__What you will do__.
One number is the whole answer: the tally of lines in the records below that contain "data".

__Source information__.

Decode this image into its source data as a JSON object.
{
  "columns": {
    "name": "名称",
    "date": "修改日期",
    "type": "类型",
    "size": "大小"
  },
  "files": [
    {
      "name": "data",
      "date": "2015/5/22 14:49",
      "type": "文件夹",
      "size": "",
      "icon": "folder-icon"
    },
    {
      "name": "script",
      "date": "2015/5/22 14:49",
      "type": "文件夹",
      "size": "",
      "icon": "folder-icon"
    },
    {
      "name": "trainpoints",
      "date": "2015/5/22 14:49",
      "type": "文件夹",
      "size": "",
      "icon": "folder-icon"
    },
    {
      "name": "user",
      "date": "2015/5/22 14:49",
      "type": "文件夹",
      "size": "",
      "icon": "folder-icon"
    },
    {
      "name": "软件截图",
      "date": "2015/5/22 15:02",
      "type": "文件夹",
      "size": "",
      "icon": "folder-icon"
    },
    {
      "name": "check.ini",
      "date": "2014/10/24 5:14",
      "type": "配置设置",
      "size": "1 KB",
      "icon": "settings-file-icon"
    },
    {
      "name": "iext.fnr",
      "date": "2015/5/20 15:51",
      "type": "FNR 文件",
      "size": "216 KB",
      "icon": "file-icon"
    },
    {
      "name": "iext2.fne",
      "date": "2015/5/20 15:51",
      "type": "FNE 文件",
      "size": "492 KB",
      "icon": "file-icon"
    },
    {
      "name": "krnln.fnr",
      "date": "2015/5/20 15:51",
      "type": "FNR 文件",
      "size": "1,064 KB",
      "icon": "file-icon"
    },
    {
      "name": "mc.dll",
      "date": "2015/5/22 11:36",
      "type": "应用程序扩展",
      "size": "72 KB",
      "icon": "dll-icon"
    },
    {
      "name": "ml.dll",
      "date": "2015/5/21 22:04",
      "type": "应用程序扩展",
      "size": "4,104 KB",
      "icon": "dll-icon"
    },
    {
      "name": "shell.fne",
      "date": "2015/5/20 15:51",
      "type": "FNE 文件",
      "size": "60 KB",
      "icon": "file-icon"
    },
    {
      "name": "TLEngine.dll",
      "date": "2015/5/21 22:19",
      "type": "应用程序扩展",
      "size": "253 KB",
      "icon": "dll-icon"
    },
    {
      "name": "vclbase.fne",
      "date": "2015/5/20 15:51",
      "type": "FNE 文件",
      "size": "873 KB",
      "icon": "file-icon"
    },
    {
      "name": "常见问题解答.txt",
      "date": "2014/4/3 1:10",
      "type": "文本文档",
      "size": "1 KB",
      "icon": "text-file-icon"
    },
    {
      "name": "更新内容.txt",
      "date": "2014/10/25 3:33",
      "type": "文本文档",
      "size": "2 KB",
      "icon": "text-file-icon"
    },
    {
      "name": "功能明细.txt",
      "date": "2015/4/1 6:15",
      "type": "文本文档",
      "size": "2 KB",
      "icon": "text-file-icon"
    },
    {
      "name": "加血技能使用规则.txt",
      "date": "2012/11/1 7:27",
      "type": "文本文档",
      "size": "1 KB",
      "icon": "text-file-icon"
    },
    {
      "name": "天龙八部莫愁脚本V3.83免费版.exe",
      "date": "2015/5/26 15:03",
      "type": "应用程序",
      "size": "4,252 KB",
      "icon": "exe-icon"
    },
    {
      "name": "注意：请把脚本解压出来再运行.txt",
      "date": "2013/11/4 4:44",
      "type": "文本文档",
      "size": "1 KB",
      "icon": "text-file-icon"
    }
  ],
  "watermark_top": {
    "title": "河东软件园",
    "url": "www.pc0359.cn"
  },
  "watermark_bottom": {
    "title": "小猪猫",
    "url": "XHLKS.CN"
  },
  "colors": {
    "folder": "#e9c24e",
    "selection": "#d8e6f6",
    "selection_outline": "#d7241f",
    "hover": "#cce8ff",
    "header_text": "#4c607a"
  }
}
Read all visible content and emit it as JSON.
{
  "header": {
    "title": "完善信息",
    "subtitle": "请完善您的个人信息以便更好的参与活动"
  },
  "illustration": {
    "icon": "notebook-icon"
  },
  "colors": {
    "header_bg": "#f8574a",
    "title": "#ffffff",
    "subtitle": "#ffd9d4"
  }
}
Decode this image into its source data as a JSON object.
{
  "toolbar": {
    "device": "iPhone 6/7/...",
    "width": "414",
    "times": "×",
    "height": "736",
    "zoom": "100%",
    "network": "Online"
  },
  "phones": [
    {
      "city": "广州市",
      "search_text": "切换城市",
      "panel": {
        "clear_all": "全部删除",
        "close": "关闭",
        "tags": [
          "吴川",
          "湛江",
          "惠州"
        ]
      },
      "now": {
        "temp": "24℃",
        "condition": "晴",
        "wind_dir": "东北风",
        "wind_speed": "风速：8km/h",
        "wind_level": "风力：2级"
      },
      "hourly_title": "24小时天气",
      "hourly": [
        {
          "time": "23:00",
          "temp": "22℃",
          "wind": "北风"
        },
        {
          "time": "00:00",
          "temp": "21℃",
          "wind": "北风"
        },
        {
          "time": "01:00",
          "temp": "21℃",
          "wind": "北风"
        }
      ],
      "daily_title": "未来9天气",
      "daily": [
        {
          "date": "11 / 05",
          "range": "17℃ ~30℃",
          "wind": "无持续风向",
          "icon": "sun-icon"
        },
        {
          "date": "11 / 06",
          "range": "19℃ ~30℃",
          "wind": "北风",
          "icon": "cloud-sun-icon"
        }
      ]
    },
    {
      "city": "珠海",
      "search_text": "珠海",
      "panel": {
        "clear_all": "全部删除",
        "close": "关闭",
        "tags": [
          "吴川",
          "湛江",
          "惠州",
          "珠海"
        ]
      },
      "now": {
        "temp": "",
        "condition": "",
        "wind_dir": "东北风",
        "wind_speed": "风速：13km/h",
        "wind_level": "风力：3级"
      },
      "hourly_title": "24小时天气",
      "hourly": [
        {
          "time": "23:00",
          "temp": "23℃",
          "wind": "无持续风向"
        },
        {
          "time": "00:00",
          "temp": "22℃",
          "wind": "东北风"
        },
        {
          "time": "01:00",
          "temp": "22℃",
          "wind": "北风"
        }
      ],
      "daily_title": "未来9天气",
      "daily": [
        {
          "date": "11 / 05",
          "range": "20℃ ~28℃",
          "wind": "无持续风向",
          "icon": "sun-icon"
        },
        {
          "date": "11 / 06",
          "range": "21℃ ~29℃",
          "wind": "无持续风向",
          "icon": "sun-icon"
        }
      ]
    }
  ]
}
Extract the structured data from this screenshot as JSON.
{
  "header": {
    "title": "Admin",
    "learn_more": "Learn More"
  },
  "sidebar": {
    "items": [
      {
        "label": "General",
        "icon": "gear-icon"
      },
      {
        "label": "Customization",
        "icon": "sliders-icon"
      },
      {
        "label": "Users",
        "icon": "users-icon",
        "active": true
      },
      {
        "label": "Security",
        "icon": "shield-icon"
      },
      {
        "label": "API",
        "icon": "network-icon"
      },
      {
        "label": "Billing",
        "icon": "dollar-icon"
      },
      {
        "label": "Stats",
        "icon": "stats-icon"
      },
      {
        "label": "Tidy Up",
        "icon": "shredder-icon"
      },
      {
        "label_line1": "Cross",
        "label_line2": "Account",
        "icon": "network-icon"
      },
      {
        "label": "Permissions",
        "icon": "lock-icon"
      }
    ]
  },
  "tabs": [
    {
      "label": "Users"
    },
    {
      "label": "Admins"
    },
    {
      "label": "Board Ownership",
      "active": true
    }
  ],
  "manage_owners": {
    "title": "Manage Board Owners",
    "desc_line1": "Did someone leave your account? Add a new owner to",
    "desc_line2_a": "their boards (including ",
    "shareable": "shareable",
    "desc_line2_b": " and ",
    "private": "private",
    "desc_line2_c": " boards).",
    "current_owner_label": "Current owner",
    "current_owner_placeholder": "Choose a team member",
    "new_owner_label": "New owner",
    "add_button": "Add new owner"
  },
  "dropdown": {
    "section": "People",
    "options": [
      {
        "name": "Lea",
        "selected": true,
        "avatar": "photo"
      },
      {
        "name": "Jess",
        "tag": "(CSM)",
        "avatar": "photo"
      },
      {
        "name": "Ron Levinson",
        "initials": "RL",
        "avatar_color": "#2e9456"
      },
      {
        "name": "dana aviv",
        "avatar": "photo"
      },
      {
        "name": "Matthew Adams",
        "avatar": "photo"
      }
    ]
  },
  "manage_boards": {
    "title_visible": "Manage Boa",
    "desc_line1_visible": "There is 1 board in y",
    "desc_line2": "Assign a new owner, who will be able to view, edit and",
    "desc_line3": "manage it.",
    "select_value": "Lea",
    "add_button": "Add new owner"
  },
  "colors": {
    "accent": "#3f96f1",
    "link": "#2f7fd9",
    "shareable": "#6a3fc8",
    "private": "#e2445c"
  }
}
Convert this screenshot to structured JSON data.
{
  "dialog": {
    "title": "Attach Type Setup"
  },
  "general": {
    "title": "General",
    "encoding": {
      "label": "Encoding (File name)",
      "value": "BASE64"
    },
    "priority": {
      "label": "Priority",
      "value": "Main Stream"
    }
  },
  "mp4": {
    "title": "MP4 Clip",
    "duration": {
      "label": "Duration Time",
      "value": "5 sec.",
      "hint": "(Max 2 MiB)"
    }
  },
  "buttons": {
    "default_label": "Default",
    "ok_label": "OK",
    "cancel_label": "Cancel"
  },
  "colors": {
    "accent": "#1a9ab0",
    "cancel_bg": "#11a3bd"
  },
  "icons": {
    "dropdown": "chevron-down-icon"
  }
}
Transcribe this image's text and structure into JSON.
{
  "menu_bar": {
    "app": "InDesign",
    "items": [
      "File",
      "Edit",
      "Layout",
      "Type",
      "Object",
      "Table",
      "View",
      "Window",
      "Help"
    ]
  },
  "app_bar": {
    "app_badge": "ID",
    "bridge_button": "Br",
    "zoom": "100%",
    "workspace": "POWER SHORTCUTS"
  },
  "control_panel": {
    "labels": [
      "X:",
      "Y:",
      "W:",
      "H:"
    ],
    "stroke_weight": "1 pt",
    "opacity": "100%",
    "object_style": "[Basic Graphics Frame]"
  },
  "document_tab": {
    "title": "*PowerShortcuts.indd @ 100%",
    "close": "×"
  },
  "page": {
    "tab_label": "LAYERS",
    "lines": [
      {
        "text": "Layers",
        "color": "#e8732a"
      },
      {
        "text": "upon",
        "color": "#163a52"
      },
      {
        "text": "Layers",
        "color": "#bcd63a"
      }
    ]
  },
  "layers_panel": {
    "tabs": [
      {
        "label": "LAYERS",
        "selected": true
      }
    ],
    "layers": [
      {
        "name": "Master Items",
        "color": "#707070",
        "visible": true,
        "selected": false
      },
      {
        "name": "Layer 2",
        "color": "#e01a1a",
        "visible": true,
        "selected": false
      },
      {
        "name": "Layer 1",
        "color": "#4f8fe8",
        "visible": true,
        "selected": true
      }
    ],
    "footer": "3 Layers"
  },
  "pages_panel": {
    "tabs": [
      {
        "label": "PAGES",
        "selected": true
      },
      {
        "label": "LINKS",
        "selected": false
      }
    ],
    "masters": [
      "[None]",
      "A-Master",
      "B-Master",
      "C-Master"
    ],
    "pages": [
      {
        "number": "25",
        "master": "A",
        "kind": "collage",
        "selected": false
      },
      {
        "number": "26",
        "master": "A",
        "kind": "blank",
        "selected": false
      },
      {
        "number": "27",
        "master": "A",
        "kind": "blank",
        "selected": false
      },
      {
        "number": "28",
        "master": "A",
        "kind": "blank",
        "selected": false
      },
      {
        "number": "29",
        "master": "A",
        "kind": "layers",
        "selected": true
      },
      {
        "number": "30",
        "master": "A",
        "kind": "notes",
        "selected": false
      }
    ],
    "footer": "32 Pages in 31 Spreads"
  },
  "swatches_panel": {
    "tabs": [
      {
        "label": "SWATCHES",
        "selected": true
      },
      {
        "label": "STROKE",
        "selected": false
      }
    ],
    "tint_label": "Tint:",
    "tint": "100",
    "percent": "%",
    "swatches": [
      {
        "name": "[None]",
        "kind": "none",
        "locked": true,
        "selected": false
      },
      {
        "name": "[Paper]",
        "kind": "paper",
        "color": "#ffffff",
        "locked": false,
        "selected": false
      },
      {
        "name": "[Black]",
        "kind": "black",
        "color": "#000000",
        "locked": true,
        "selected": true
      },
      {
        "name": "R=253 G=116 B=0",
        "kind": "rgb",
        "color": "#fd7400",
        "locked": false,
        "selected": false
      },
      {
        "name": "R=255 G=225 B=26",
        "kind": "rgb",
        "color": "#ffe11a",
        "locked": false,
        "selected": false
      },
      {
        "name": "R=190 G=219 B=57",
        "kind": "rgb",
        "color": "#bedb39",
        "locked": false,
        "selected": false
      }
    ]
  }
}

__The answer__.
5